Justifying farm subsidies
Peter Dreier, a political science professor in Los Angeles, wrote in to justify some forms of government intervention. However, even he had a few problems when he came to farm subsidies.
He argues that 'during the Depression, federal agricultural subsidies saved family farms and rural jobs.' Anyone taking a social market position would accept that you have to take exceptional measures in a recession. The problem is that temporary crisis subsidies become permanent and create a set of clients who are prepared to use time and resources to lobby in their defence.
Drier admits, 'Today, a vast majority of farm subsidies go to large agribusiness conglomerates that don't need them, rather than to small family farmers.' It's an interesting question whether marginal businesses should receive some general subsidy as distinct from rewards for positive externalities such as environmental goods.
He goes on to say, 'food stamps, an indirect subsidy to farmers, clearly improve the general welfare.' However, that is the trick. By wrapping up subsidies to the poor in the farm budget, the agricultural lobby is able to win the support of Democratic urban congress members who otherwise would have no interest in maintaining farm subsidies.
It looks like there is an appetite in the House of Representatives to cut them against the background of an out-of-control federal budget deficit but it will be interesting to see what the eventual outcome is.

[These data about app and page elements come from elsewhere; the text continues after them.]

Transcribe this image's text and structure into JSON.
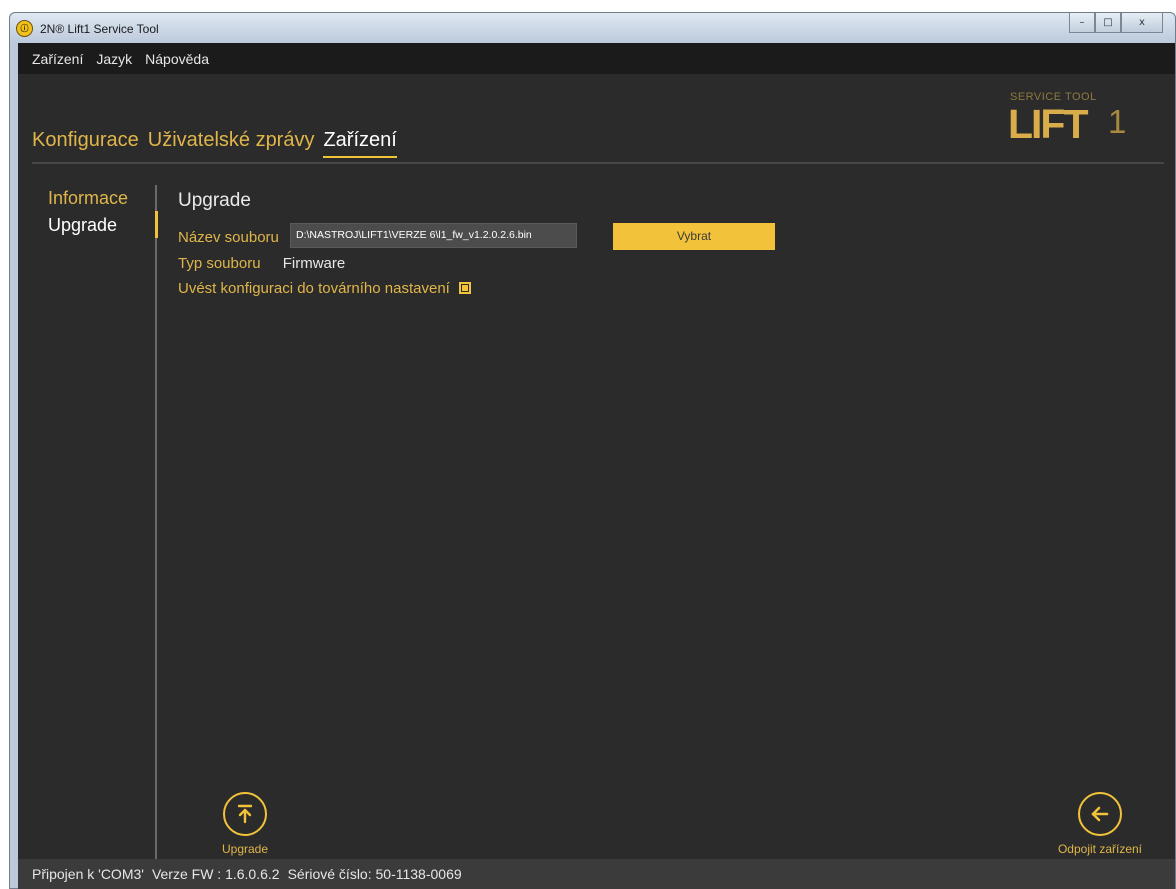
{
  "window": {
    "title": "2N® Lift1 Service Tool",
    "controls": {
      "minimize": "–",
      "maximize": "□",
      "close": "x"
    }
  },
  "menu": [
    "Zařízení",
    "Jazyk",
    "Nápověda"
  ],
  "logo": {
    "top": "SERVICE TOOL",
    "main": "LIFT",
    "suffix": "1"
  },
  "tabs": [
    {
      "label": "Konfigurace",
      "active": false
    },
    {
      "label": "Uživatelské zprávy",
      "active": false
    },
    {
      "label": "Zařízení",
      "active": true
    }
  ],
  "sidenav": [
    {
      "label": "Informace",
      "active": false
    },
    {
      "label": "Upgrade",
      "active": true
    }
  ],
  "upgrade": {
    "title": "Upgrade",
    "filename_label": "Název souboru",
    "filename_value": "D:\\NASTROJ\\LIFT1\\VERZE 6\\l1_fw_v1.2.0.2.6.bin",
    "select_button": "Vybrat",
    "filetype_label": "Typ souboru",
    "filetype_value": "Firmware",
    "factory_reset_label": "Uvést konfiguraci do továrního nastavení",
    "factory_reset_checked": true
  },
  "actions": {
    "upgrade_label": "Upgrade",
    "disconnect_label": "Odpojit zařízení"
  },
  "status": {
    "connected": "Připojen k 'COM3'",
    "fw": "Verze FW : 1.6.0.6.2",
    "serial": "Sériové číslo: 50-1138-0069"
  },
  "colors": {
    "accent": "#f2c33a",
    "background": "#2b2b2b",
    "menubar": "#1b1b1b"
  }
}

By the way, if you haven't seen it already, I would recommend the 'Keynes and Hayek rap': Rap . There is also a Round 2 in which JMK and 'Freddie' go toe-to-toe on the current recession.